Data about app and page elements
-*-*-

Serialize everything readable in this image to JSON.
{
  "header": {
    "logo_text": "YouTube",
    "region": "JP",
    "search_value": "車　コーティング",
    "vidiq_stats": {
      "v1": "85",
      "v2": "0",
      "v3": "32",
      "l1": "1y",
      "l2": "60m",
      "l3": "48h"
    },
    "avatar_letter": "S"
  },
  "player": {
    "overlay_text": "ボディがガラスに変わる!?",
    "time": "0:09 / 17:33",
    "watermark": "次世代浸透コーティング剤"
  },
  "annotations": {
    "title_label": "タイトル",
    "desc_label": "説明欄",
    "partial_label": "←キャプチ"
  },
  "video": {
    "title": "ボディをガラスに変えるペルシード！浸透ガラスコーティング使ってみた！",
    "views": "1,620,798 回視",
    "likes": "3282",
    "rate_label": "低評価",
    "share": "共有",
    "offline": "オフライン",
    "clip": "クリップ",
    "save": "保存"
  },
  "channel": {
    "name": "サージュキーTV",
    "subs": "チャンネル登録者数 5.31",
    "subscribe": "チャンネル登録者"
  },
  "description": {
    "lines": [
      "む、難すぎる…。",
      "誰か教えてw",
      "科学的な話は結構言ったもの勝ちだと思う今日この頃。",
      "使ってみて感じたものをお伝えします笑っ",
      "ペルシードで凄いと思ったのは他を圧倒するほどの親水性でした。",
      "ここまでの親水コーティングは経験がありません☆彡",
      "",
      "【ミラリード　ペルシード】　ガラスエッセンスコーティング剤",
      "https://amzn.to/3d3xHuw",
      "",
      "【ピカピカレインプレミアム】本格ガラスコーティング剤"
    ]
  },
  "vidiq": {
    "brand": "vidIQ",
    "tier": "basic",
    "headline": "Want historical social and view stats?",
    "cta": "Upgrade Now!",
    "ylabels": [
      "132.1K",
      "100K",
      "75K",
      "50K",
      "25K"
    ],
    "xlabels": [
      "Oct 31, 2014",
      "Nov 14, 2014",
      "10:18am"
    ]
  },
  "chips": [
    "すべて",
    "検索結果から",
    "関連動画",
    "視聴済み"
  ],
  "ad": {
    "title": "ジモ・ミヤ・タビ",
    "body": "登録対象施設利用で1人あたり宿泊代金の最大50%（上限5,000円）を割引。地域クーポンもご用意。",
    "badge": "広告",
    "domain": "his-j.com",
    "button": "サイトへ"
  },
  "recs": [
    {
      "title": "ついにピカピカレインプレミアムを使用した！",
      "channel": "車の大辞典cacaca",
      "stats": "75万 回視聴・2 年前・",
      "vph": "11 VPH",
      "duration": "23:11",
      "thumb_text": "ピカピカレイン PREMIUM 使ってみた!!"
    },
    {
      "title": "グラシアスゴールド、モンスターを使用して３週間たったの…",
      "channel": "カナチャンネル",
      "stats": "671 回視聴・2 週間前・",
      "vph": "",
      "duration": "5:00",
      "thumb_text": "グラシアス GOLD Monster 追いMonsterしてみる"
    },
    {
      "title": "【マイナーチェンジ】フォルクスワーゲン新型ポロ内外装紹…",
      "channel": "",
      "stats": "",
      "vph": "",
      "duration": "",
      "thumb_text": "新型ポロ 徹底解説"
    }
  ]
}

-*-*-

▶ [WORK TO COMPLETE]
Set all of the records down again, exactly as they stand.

▶ [REPLY TO THE TASK]
Serialize everything readable in this image to JSON.
{
  "header": {
    "logo_text": "YouTube",
    "region": "JP",
    "search_value": "車　コーティング",
    "vidiq_stats": {
      "v1": "85",
      "v2": "0",
      "v3": "32",
      "l1": "1y",
      "l2": "60m",
      "l3": "48h"
    },
    "avatar_letter": "S"
  },
  "player": {
    "overlay_text": "ボディがガラスに変わる!?",
    "time": "0:09 / 17:33",
    "watermark": "次世代浸透コーティング剤"
  },
  "annotations": {
    "title_label": "タイトル",
    "desc_label": "説明欄",
    "partial_label": "←キャプチ"
  },
  "video": {
    "title": "ボディをガラスに変えるペルシード！浸透ガラスコーティング使ってみた！",
    "views": "1,620,798 回視",
    "likes": "3282",
    "rate_label": "低評価",
    "share": "共有",
    "offline": "オフライン",
    "clip": "クリップ",
    "save": "保存"
  },
  "channel": {
    "name": "サージュキーTV",
    "subs": "チャンネル登録者数 5.31",
    "subscribe": "チャンネル登録者"
  },
  "description": {
    "lines": [
      "む、難すぎる…。",
      "誰か教えてw",
      "科学的な話は結構言ったもの勝ちだと思う今日この頃。",
      "使ってみて感じたものをお伝えします笑っ",
      "ペルシードで凄いと思ったのは他を圧倒するほどの親水性でした。",
      "ここまでの親水コーティングは経験がありません☆彡",
      "",
      "【ミラリード　ペルシード】　ガラスエッセンスコーティング剤",
      "https://amzn.to/3d3xHuw",
      "",
      "【ピカピカレインプレミアム】本格ガラスコーティング剤"
    ]
  },
  "vidiq": {
    "brand": "vidIQ",
    "tier": "basic",
    "headline": "Want historical social and view stats?",
    "cta": "Upgrade Now!",
    "ylabels": [
      "132.1K",
      "100K",
      "75K",
      "50K",
      "25K"
    ],
    "xlabels": [
      "Oct 31, 2014",
      "Nov 14, 2014",
      "10:18am"
    ]
  },
  "chips": [
    "すべて",
    "検索結果から",
    "関連動画",
    "視聴済み"
  ],
  "ad": {
    "title": "ジモ・ミヤ・タビ",
    "body": "登録対象施設利用で1人あたり宿泊代金の最大50%（上限5,000円）を割引。地域クーポンもご用意。",
    "badge": "広告",
    "domain": "his-j.com",
    "button": "サイトへ"
  },
  "recs": [
    {
      "title": "ついにピカピカレインプレミアムを使用した！",
      "channel": "車の大辞典cacaca",
      "stats": "75万 回視聴・2 年前・",
      "vph": "11 VPH",
      "duration": "23:11",
      "thumb_text": "ピカピカレイン PREMIUM 使ってみた!!"
    },
    {
      "title": "グラシアスゴールド、モンスターを使用して３週間たったの…",
      "channel": "カナチャンネル",
      "stats": "671 回視聴・2 週間前・",
      "vph": "",
      "duration": "5:00",
      "thumb_text": "グラシアス GOLD Monster 追いMonsterしてみる"
    },
    {
      "title": "【マイナーチェンジ】フォルクスワーゲン新型ポロ内外装紹…",
      "channel": "",
      "stats": "",
      "vph": "",
      "duration": "",
      "thumb_text": "新型ポロ 徹底解説"
    }
  ]
}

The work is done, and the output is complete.